Without strong and supportive relationships, physician leaders can be ineffective in getting answers. Projects and tasks become more difficult to complete because there are limited people to whom they can turn for advice and help. The resulting tendency is to try to go it alone, but individualism typically leads to higher stress levels. Connecting with others is invigorating. Our ‘altruistic self’ wants to respond to the needs and concerns of others and networks are a vehicle for creating value for everyone, not just claiming it for ourselves. To thrive as you lead, you must build a broad network filled with respectful and trusting relationships of people at all levels and across all departments of a system.
Cultivating and maintaining relationships is about finding ways
to make other people more successful.
We play a specific role in nurturing and maintaining relationships. If you set out to create a network solely for personal or professional gain, you won’t succeed in building rapport. Consequently, building a wide network that encourages the free exchange of ideas and an endless extension of helping hands, is almost impossible. Instead, we can set out to help others with no strings attached, offering to give more than we receive. This approach establishes a fertile ground whereby connections with others can flourish and grow on a deeper, rather than a superficial, level.
Remember, healthy and long-standing relationships have generosity at the center. We are one part of the equation. We cannot control the thoughts, habits, and actions of others – only they can control their own. However, learning to manage your thoughts and assumptions about others can significantly influence the relationship. If you want to have a better relationship with a colleague, focus on your assumptions and your actions; there is interdependence between the two. When you take personal responsibility for your role in the relationship and choose to put in the effort to improve it, you can master the art of building powerful bonds.
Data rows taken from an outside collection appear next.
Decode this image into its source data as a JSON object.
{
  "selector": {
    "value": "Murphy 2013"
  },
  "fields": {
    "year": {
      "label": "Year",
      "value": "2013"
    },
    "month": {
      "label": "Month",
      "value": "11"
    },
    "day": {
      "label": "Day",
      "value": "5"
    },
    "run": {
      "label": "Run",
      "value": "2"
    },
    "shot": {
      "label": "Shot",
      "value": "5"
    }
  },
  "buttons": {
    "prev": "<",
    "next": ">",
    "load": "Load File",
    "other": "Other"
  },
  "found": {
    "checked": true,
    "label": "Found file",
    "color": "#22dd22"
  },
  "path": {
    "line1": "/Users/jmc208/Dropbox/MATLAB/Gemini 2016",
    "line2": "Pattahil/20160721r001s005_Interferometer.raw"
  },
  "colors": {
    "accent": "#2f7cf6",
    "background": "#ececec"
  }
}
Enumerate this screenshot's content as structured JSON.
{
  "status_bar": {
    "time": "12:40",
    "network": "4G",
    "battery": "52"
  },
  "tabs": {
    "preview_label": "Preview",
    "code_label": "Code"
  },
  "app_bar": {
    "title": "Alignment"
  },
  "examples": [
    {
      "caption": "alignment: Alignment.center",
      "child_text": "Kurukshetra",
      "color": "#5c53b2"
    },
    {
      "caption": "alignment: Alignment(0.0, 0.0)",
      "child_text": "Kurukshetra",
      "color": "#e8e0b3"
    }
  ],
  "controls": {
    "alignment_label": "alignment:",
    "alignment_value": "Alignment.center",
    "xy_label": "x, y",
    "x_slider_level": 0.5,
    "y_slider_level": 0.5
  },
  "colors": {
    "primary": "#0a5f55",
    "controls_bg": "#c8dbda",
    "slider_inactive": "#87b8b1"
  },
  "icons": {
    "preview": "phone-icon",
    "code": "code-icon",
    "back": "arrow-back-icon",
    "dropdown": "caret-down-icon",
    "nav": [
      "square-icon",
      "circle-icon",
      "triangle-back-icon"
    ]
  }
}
Here’s an exercise to create more meaningful relationships. With this information, you can identify areas of opportunity and develop a plan for further cultivating your network and building bonds.
Step 1 – Analyze the strength of your relationships. Is there a relationship issue that pops up? Do you have a negative or positive opinion of the relationship? How would you categorize the strength of the relationship (e.g., strong, average, weak/strained)?
Step 2 – Jot down your assumptions, starting with the negative assumptions.
Step 3 – Explore an assumption that is not working and consider the question, “If I were to act from those assumptions, what actions would I take with that other person?” Write down each action.
Step 4 – Based on the actions that you would take, what assumptions might the other person have about you? Write down those assumptions.
Step 5 – Based on the assumptions the other person has about you, what actions might that person take? Write down those actions. The actions that the other person takes will likely confirm your original negative assumptions.
After you had a chance to delve into a negative assumption, repeat steps 2-5 of the exercise, choosing a positive assumption to explore this time. As you complete the exercise (with either the negative or the positive assumption as the starting point), take a leap and think from the point of view of the other person in the relationship. It will help you to understand how you are being viewed by the other person. If we create networks with the sole intention of getting something, we won’t succeed. Regardless of who they are or the strength of the relationship, ask yourself, “How can I help the other person?” Think about how you can support others and what you can offer them to nurture the relationship. The act of nurturing and maintaining connections is vital to successful relationship management. And during times of crisis and challenge, it is more important than ever.
It’s hard to focus on much more right now.
Tip #11 – Be other-oriented.
Strategy #11 – Meet informally with a colleague. Take a genuine interest in learning more about them, their work, and how you can support them.
Teresa Dean Malcolm, MD, FACOG, MBA, CPE, CPXP, is zealous in her belief that an exceptional experience in clinical care, the human(e) experience, is achievable through meaningful and authentic relationships with others. She has served in executive positions, integrating people with process and purpose, and successfully aligning the ideas of the team with a compelling vision. Her coaching philosophy, The Malcolm Method, is rooted in trust and supportive accountability. Through thought-provoking conversations, she strives to deepen the awareness of her physician clients and further their actions, thereby helping them to thrive as they lead. Dr. Malcolm (known to her friends and family as Terri) is a loving wife to her husband, Nate. Together they have three charming and athletic boys, Nathaniel, and twins, Roman and Colton.